Ibrahim Abu Nemir (left) with Dr Jamal Alkoteesh Image Credit: Supplied

Abu Dhabi: It was a normal day and 15-year-old Ebrahim Abu Nemir had taken a small nap after coming home from school. But when he woke up, he couldn’t speak. His parents knew something was wrong.

They rushed him to hospital, thus preventing a stroke that could have been fatal without timely intervention.

“I’ve learnt that a stroke can happen to anyone, at any age. My parent’s timely actions saved my life, and this was only possible because they recognised the symptoms of stroke,” Abu Nemir, a Palestinian student, told Gulf News.
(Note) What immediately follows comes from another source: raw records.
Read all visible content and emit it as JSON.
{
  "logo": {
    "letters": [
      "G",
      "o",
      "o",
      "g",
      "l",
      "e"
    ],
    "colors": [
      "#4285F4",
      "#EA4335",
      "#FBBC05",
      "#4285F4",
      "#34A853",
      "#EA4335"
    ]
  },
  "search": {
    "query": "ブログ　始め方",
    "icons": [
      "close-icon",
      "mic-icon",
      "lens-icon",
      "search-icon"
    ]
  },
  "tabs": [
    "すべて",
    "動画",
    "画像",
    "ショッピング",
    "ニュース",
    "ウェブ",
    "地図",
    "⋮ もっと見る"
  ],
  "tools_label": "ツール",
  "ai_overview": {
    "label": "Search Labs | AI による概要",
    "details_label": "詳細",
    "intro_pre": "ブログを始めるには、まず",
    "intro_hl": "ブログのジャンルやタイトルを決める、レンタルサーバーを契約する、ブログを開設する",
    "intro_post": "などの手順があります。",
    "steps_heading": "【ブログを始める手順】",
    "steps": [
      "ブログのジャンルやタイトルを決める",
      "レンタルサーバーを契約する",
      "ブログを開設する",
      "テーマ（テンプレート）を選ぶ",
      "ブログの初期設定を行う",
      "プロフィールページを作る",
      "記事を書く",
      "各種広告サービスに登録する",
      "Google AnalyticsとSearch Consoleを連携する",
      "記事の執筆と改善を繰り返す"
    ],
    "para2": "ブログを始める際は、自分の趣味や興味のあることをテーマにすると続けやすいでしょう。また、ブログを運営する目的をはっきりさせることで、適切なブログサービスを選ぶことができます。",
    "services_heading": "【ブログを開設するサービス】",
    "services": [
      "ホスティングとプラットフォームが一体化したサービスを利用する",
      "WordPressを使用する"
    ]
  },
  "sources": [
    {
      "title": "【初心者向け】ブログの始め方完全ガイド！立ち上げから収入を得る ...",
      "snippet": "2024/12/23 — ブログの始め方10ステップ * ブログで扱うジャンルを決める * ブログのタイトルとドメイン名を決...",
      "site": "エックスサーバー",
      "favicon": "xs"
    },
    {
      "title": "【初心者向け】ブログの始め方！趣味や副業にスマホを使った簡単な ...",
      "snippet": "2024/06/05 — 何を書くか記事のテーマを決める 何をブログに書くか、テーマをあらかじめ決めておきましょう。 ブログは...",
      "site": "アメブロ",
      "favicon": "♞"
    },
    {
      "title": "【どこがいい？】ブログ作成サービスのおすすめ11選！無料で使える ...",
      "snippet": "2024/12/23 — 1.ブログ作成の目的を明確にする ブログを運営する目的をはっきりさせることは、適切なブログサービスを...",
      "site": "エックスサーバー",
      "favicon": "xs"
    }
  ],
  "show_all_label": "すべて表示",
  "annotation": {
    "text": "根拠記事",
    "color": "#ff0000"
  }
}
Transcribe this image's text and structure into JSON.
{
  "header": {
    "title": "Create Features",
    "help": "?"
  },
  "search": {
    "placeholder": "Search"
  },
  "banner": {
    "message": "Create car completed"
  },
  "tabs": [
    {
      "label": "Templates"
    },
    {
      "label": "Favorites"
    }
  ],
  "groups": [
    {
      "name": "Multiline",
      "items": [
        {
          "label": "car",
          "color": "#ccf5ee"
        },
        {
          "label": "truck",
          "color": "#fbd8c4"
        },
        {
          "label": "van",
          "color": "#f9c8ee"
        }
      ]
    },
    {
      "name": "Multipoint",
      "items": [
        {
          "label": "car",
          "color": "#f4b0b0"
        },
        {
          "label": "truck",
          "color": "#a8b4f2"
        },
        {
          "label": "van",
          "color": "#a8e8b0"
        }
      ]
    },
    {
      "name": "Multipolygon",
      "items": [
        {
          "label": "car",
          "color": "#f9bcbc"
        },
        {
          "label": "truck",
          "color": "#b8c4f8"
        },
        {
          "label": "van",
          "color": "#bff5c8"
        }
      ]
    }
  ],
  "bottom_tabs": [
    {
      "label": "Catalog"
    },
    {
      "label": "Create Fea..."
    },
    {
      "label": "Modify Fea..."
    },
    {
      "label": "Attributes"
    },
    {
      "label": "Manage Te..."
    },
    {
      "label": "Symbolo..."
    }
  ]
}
In fact, on the fateful day, Mahmoud Ebrahim, 45, Abu Nemir’s father and a restaurant owner, noticed his son’s inability to speak. The boy was also unable to move his left arm and leg, tell-tale symptoms of a stroke.

“Fortunately, the youth was brought to the hospital within the three-hour stroke treatment window,” Dr Jamal Alkoteesh, consultant and chief of interventional radiologist at Al Ain Hospital, told Gulf News.

“Upon treatment, we found that Abu Nemir was born with a rare heart condition in which one of his left heart chamber walls was not smooth and even. This allows clots to form and travel through the vessels and block them,” the doctor added.

Ibrahim Abu Nemir
Ibrahim Abu Nemir (centre) with his father, Mahmoud Ibrahim (left) and Dr Jamal Alkoteesh. Image Credit: Supplied

The surgical team performed a stroke mechanical thrombectomy to remove the clot.

“This is the first time in ten years that I’ve performed a surgical removal of a clot in a child in Al Ain. Prior to the procedure, we even consulted with international specialists who’ve seen such cases,” added Dr Alkoteesh.

The surgeons inserted a catheter through a two-millimetre opening in Abu Nemir’s groin, and used another aspiration catheter to suck out the clot.

Dr Alkoteesh said Abu Nemir’s condition started to improve a few hours after the procedure. He was closely followed for seven days afterwards, before being discharged.

“The patient has to be on anticoagulants for life, but otherwise the incident has not affected his overall health,” he said.

While Abu Nemir’s case is rare, Dr Alkoteesh that the prevalence of strokes among younger residents is on the rise.

“Over the last ten days alone, I’ve dealt with three cases of stroke among patients in their 30s. This is not common outside the region and calls for immediate action to curtail lifestyle diseases,” he said.